How about you?

Happy Reading and Writing.

Monday, March 5, 2018


What an exciting way to start March., 2018. 

First, I'd like to share the latest book I've read with you, CASSASTAR by Author Alex J. Cavanaugh. 

I love the colors in this cover, and the ships promise adventure and excitement, at least to me.

Here are my thoughts.


By Alex J. Cavanaugh

Imagine flying through the air, zeroing in on your target. The pilot of the other craft also has you in his sights. The tension builds. You fire. The opponent fires. What happens next? If you enjoy space stories, action, and unforgettable characters, take a look at CassaStar by Author Alex J. Cavanaugh.

The characters are what draw me to a story. In CassaStar, we meet Byron, a young pilot with an attitude. Byron is an excellent pilot, better than most, but his life has left him with wounds that don’t seem to heal. Bassa is an older, experienced senior officer in charge of training pilots and navigators. He’s also a navigator who has unpleasant memories of his own.

When Byron and Bassa meet, and Bassa becomes Bryon’s navigator, both of their lives change. But is it too late for the two men to overcome the disappointments of their past lives and find the peace, love, and family they’ve always wanted?

In addition to the gentle touch of friendship and family in the story, the author’s descriptions of the battle scenes are so realistic I felt like I was there, holding my breath that Byron and his navigator would win each battle. Even though I seldom read sci-fi, CassaStar held my attention. There was never a dull moment and the nice mix of action, characters and their goals, and suspense kept my attention until the last page.

Alex J. Cavanaugh has written a story that should appeal to readers, young and old. CassaStar would make a nice addition to high school libraries, your own library, and to public libraries, as well. 

Happy Reading!

Next, did you know that March 4th through the 10th is Read An EBook Week? It is.

Artwork copywrited Tamian Wood 

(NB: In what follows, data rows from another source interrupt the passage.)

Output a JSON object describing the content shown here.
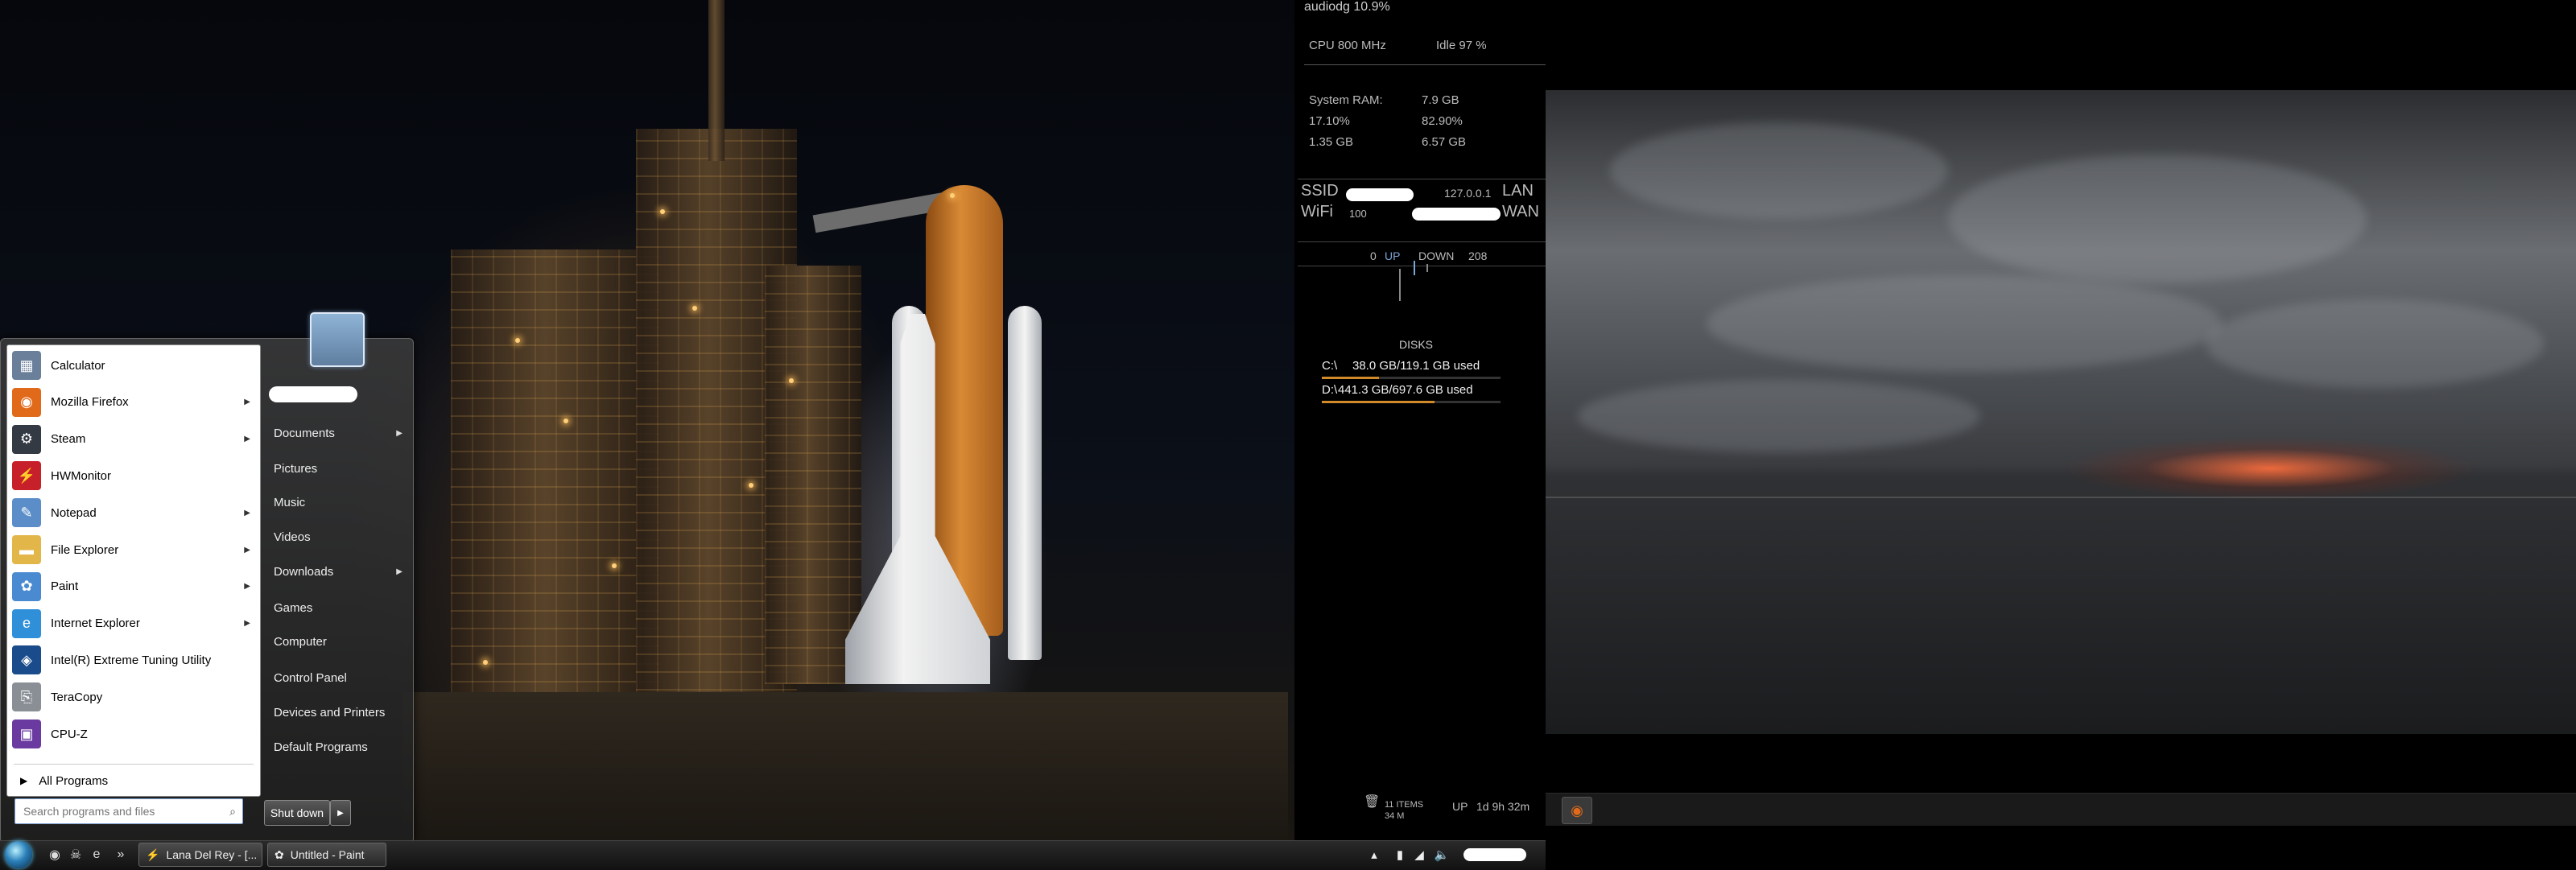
{
  "colors": {
    "start_menu_bg": "#1e1e1e",
    "accent_orange": "#d08a2a",
    "taskbar_bg": "#111111",
    "search_border": "#7a9ccf"
  },
  "rainmeter": {
    "top_process": "audiodg 10.9%",
    "cpu_speed": "CPU 800 MHz",
    "cpu_idle": "Idle 97 %",
    "ram_label": "System RAM:",
    "ram_total": "7.9 GB",
    "ram_used_pct": "17.10%",
    "ram_free_pct": "82.90%",
    "ram_used": "1.35 GB",
    "ram_free": "6.57 GB",
    "ssid_label": "SSID",
    "wifi_label": "WiFi",
    "wifi_value": "100",
    "lan_ip": "127.0.0.1",
    "lan_label": "LAN",
    "wan_label": "WAN",
    "up_value": "0",
    "up_label": "UP",
    "down_label": "DOWN",
    "down_value": "208",
    "disks_title": "DISKS",
    "disks": [
      {
        "name": "C:\\",
        "usage": "38.0 GB/119.1 GB used",
        "fill": 0.32
      },
      {
        "name": "D:\\",
        "usage": "441.3 GB/697.6 GB used",
        "fill": 0.63
      }
    ],
    "recycle_items": "11 ITEMS",
    "recycle_size": "34 M",
    "uptime_label": "UP",
    "uptime_value": "1d 9h 32m"
  },
  "start_menu": {
    "apps": [
      {
        "label": "Calculator",
        "icon": "calculator-icon",
        "glyph": "▦",
        "color": "#6a7f9a",
        "arrow": false
      },
      {
        "label": "Mozilla Firefox",
        "icon": "firefox-icon",
        "glyph": "◉",
        "color": "#e06a1a",
        "arrow": true
      },
      {
        "label": "Steam",
        "icon": "steam-icon",
        "glyph": "⚙",
        "color": "#333a44",
        "arrow": true
      },
      {
        "label": "HWMonitor",
        "icon": "hwmonitor-icon",
        "glyph": "⚡",
        "color": "#c8202a",
        "arrow": false
      },
      {
        "label": "Notepad",
        "icon": "notepad-icon",
        "glyph": "✎",
        "color": "#5b8ec9",
        "arrow": true
      },
      {
        "label": "File Explorer",
        "icon": "folder-icon",
        "glyph": "▬",
        "color": "#e3b64a",
        "arrow": true
      },
      {
        "label": "Paint",
        "icon": "paint-icon",
        "glyph": "✿",
        "color": "#4a8ad0",
        "arrow": true
      },
      {
        "label": "Internet Explorer",
        "icon": "internet-explorer-icon",
        "glyph": "e",
        "color": "#2f8fd8",
        "arrow": true
      },
      {
        "label": "Intel(R) Extreme Tuning Utility",
        "icon": "intel-xtu-icon",
        "glyph": "◈",
        "color": "#1a4b8a",
        "arrow": false
      },
      {
        "label": "TeraCopy",
        "icon": "teracopy-icon",
        "glyph": "⎘",
        "color": "#8a8f96",
        "arrow": false
      },
      {
        "label": "CPU-Z",
        "icon": "cpuz-icon",
        "glyph": "▣",
        "color": "#6b3aa0",
        "arrow": false
      }
    ],
    "all_programs": "All Programs",
    "search_placeholder": "Search programs and files",
    "places": [
      {
        "label": "Documents",
        "arrow": true
      },
      {
        "label": "Pictures",
        "arrow": false
      },
      {
        "label": "Music",
        "arrow": false
      },
      {
        "label": "Videos",
        "arrow": false
      },
      {
        "label": "Downloads",
        "arrow": true
      },
      {
        "label": "Games",
        "arrow": false
      },
      {
        "label": "Computer",
        "arrow": false
      },
      {
        "label": "Control Panel",
        "arrow": false
      },
      {
        "label": "Devices and Printers",
        "arrow": false
      },
      {
        "label": "Default Programs",
        "arrow": false
      }
    ],
    "shutdown_label": "Shut down"
  },
  "taskbar": {
    "quick_launch": [
      {
        "icon": "firefox-icon",
        "glyph": "◉"
      },
      {
        "icon": "alien-icon",
        "glyph": "☠"
      },
      {
        "icon": "internet-explorer-icon",
        "glyph": "e"
      },
      {
        "icon": "more-chevron-icon",
        "glyph": "»"
      }
    ],
    "tasks": [
      {
        "label": "Lana Del Rey - [...",
        "icon": "winamp-icon",
        "glyph": "⚡"
      },
      {
        "label": "Untitled - Paint",
        "icon": "paint-icon",
        "glyph": "✿"
      }
    ],
    "tray": [
      {
        "icon": "show-hidden-icons-icon",
        "glyph": "▴"
      },
      {
        "icon": "power-icon",
        "glyph": "▮"
      },
      {
        "icon": "network-icon",
        "glyph": "◢"
      },
      {
        "icon": "speaker-icon",
        "glyph": "🔈"
      }
    ]
  }
}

I've heard that several publishers are offering free books. Smashwords is supposed to have hundreds of freebies too. I haven't checked these out, but I do know that Twilight Times has free ebooks. The publisher is the one who told me about eBook week.

Just thought I'd let you know. That's it for today.